Same issue with the engine: the cooling fan, for example, just hangs in the air attached to the engine block through a pipe. Where exactly it should be only becomes clear when the whole thing is installed -not to mention the pipe leading to the radiator does not reach it… These parts should be installed AFTER the bigger subassemblies are in place, so you can actually put them in place in situ, instead of worrying if they fit until you try several steps later.
My advice is to first glue the subassemblies together (front axle with wheels, bumper with holder, etc.), and once they are finished, THEN glue them to the chassis- this way you can do the alignment by eye easily while the glue is setting.
Ideally the model should be designed so that such visual alignment is not necessary (Takom’s Panther comes to mind, or even MiniArt’s T-54/55 series), but this model apparently was not designed with this in mind. It feels like they bit a bit more than they could chew, honestly. I do understand that the designers have to balance detail and buildability, but in this case I feel the balance is a bit off. It is not a deal-breaker, but it is certainly not a pleasant challenge like their D7 dozer was.
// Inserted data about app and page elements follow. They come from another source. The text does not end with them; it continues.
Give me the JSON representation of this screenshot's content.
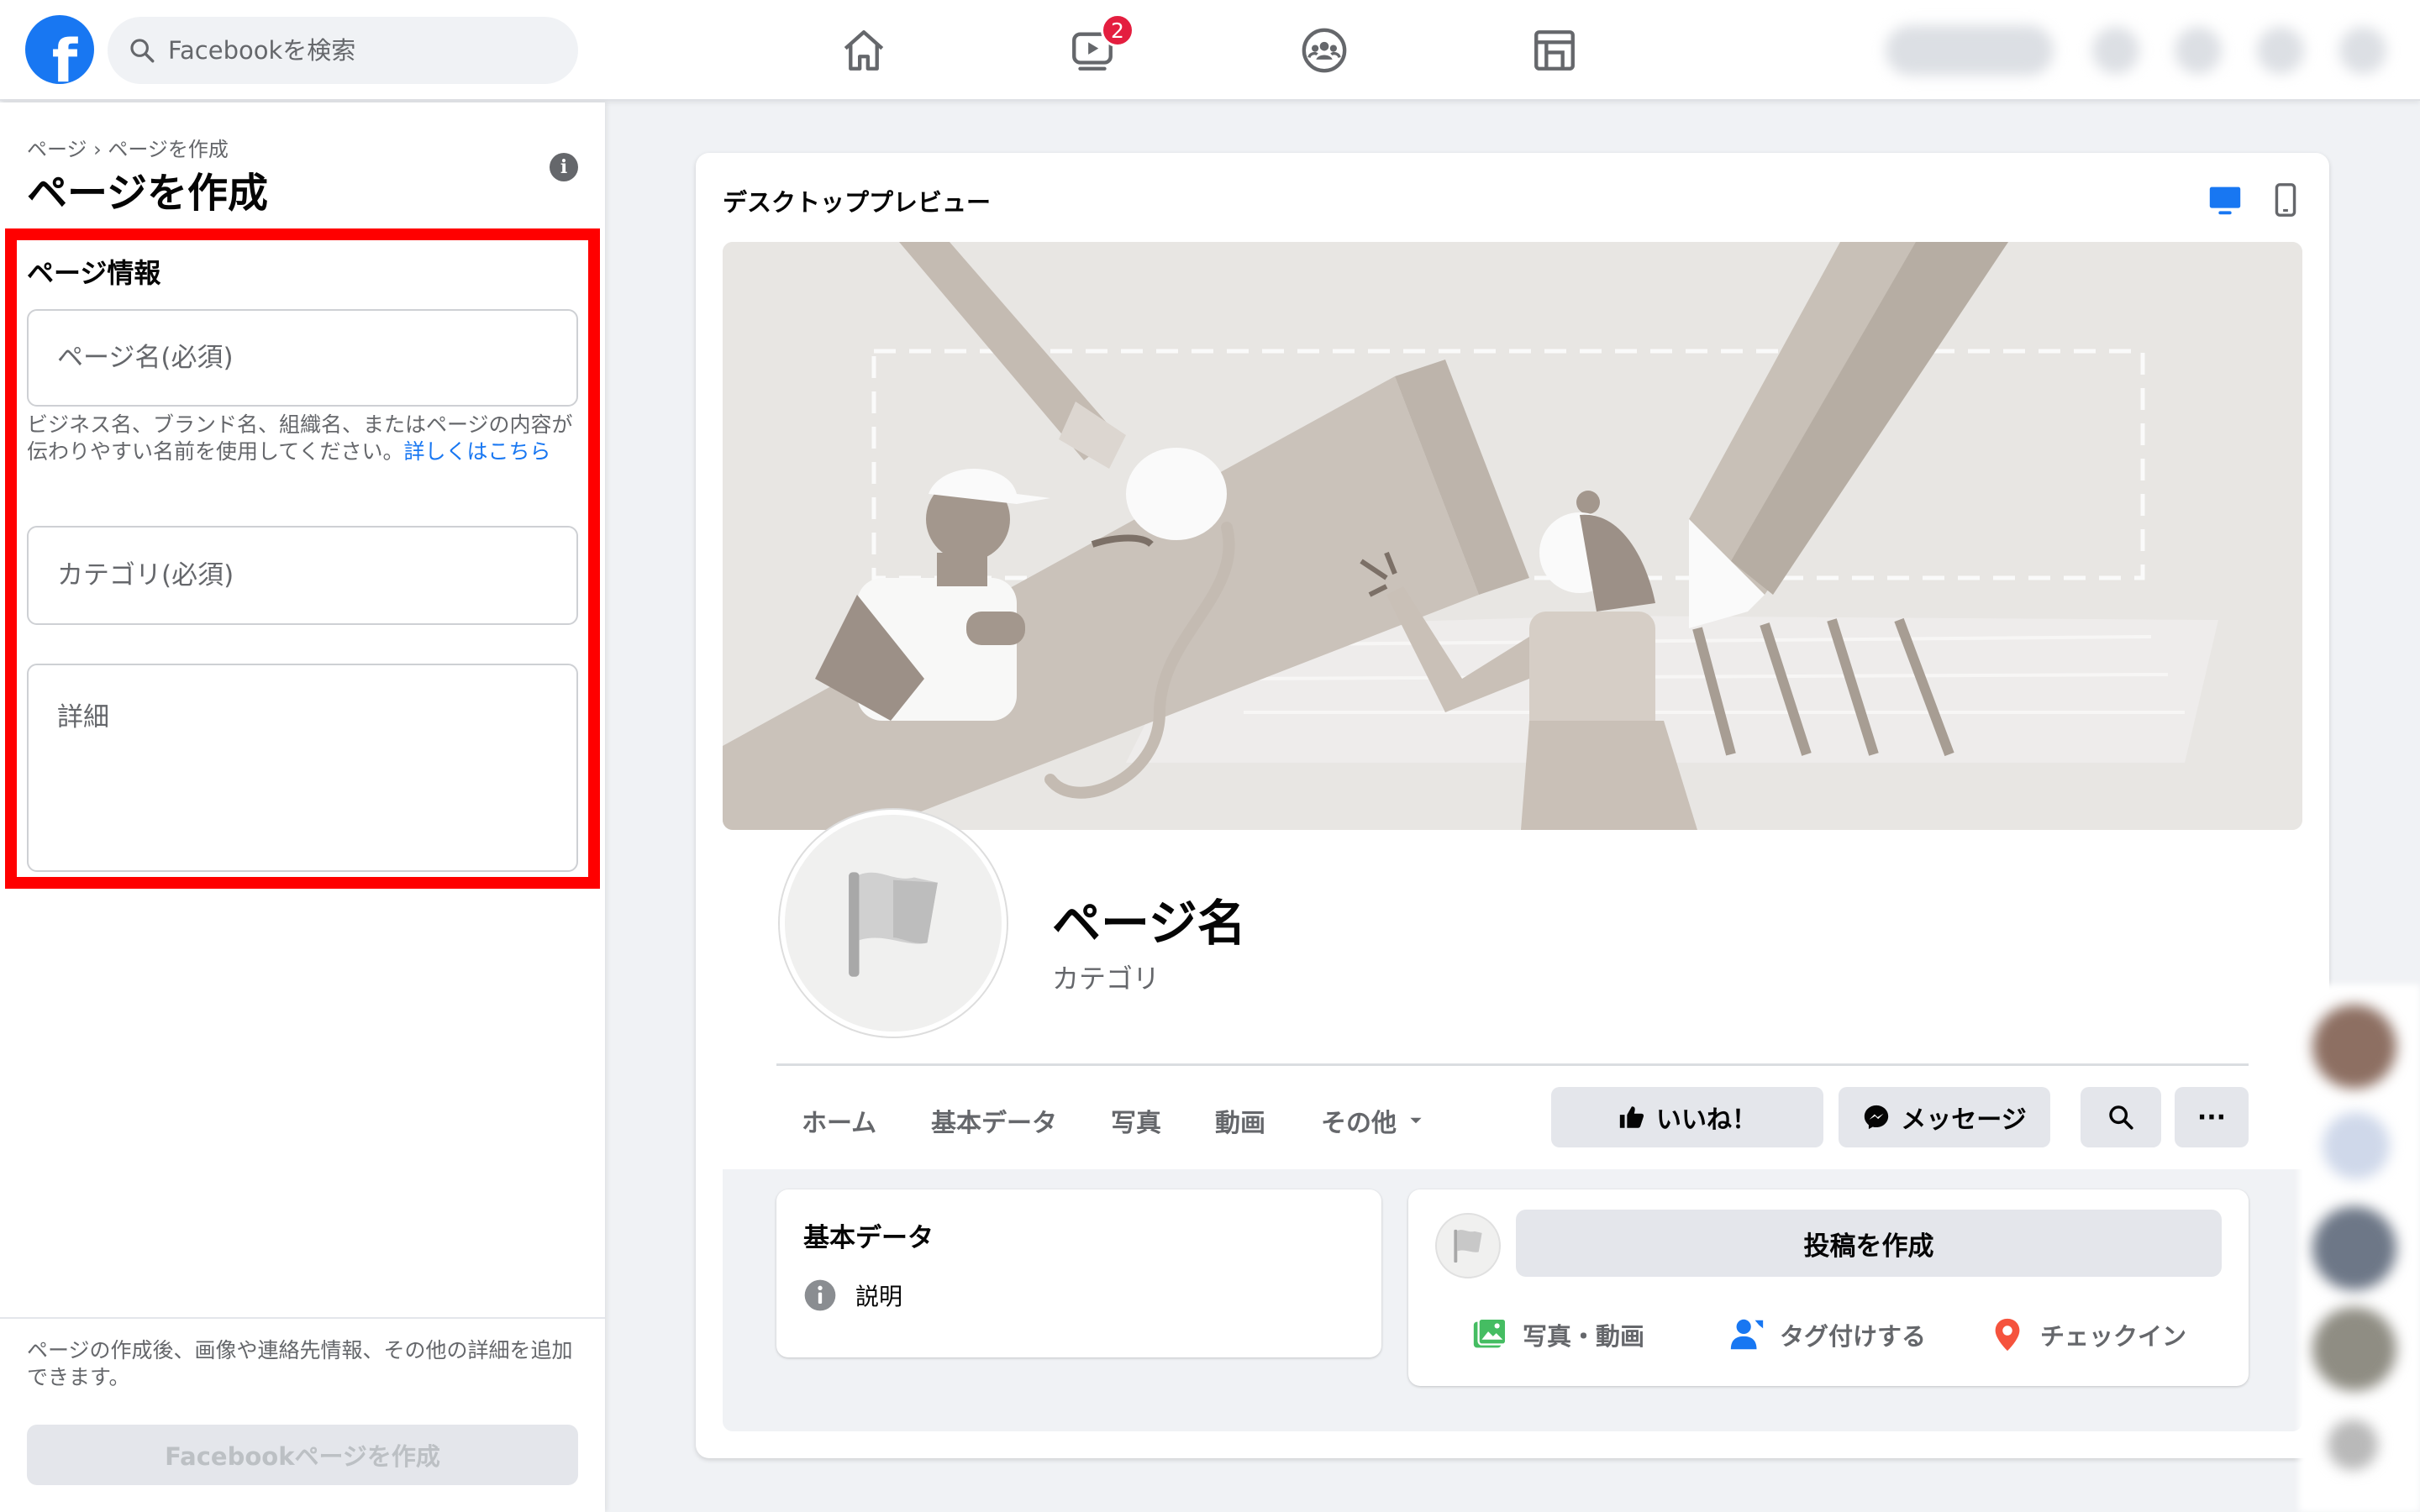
{
  "topbar": {
    "logo_letter": "f",
    "search_placeholder": "Facebookを検索",
    "video_badge": "2"
  },
  "left": {
    "breadcrumb": "ページ › ページを作成",
    "title": "ページを作成",
    "info_glyph": "i",
    "section_label": "ページ情報",
    "page_name_placeholder": "ページ名(必須)",
    "hint_text": "ビジネス名、ブランド名、組織名、またはページの内容が伝わりやすい名前を使用してください。",
    "hint_link": "詳しくはこちら",
    "category_placeholder": "カテゴリ(必須)",
    "details_placeholder": "詳細",
    "bottom_note": "ページの作成後、画像や連絡先情報、その他の詳細を追加できます。",
    "create_button": "Facebookページを作成"
  },
  "preview": {
    "title": "デスクトッププレビュー",
    "page_name": "ページ名",
    "category": "カテゴリ",
    "tabs": [
      "ホーム",
      "基本データ",
      "写真",
      "動画",
      "その他"
    ],
    "like_button": "いいね！",
    "message_button": "メッセージ",
    "more_glyph": "···",
    "about_title": "基本データ",
    "about_item": "説明",
    "post_button": "投稿を作成",
    "actions": [
      "写真・動画",
      "タグ付けする",
      "チェックイン"
    ]
  },
  "colors": {
    "brand": "#1877f2",
    "highlight": "#ff0000",
    "badge": "#e41e3f"
  }
}
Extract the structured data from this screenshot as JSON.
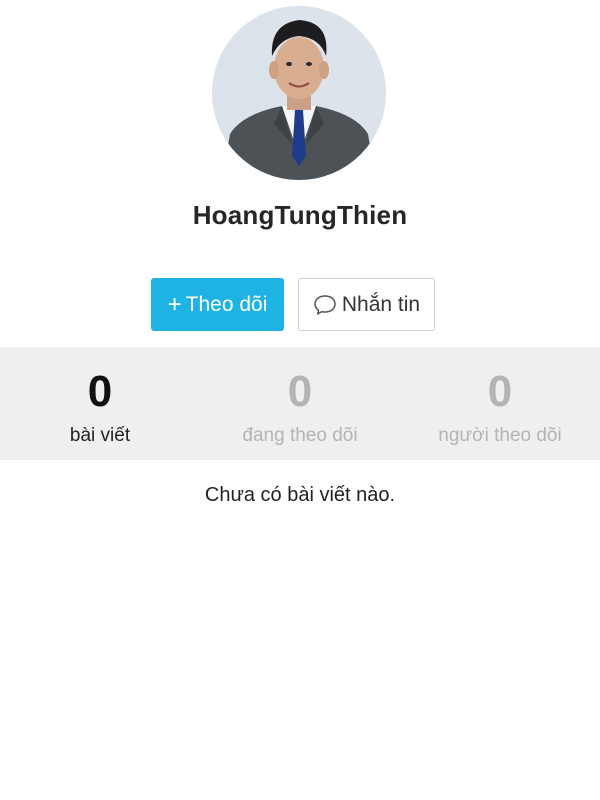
{
  "profile": {
    "username": "HoangTungThien",
    "avatar_alt": "profile photo"
  },
  "actions": {
    "follow_icon": "plus-icon",
    "follow_plus": "+",
    "follow_label": "Theo dõi",
    "message_icon": "chat-bubble-icon",
    "message_label": "Nhắn tin",
    "follow_color": "#1fb3e3"
  },
  "stats": [
    {
      "count": "0",
      "label": "bài viết",
      "active": true
    },
    {
      "count": "0",
      "label": "đang theo dõi",
      "active": false
    },
    {
      "count": "0",
      "label": "người theo dõi",
      "active": false
    }
  ],
  "feed": {
    "empty_message": "Chưa có bài viết nào."
  }
}
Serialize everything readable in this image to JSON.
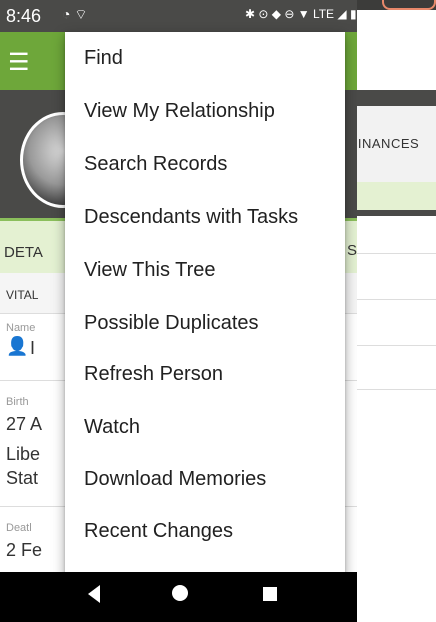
{
  "status_bar": {
    "time": "8:46",
    "left_icons": "◔ ⌔",
    "right_icons": "✱ ⊙ ◆ ⊖ ▼ LTE ◢ ▮"
  },
  "profile": {
    "right_tab_label": "DINANCES"
  },
  "details": {
    "tab_label": "DETA",
    "s_label": "S",
    "vital_label": "VITAL",
    "name_label": "Name",
    "name_value": "I",
    "birth_label": "Birth",
    "birth_date": "27 A",
    "birth_place_1": "Libe",
    "birth_place_2": "Stat",
    "death_label": "Deatl",
    "death_date": "2 Fe"
  },
  "menu": {
    "items": [
      "Find",
      "View My Relationship",
      "Search Records",
      "Descendants with Tasks",
      "View This Tree",
      "Possible Duplicates",
      "Refresh Person",
      "Watch",
      "Download Memories",
      "Recent Changes"
    ]
  },
  "colors": {
    "app_bar": "#6ea73a",
    "status_bar": "#4a4a48",
    "tab_bg": "#e4f1d2",
    "person_icon": "#2f76c6"
  },
  "icons": {
    "menu": "hamburger-icon",
    "person": "person-icon",
    "back": "back-triangle-icon",
    "home": "home-circle-icon",
    "recent": "recent-square-icon"
  }
}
One great thing is that the wheels are not given with rubber tires… they are assembled instead from thin disks, resulting in a pretty good representation of the real thing.
The model is quite a smart mix-and-match of MiniArt’s smaller kits: a Russian bus plus a ton of accessory sets make up for a tiny little workshop teeming with detail…
…Which has to be assembled and painted. Individually. Every single little wrench, bag of potato and all.
This will be tedious and time consuming. The results will be worth it for sure, but the work itself… well, I guess I signed up for it.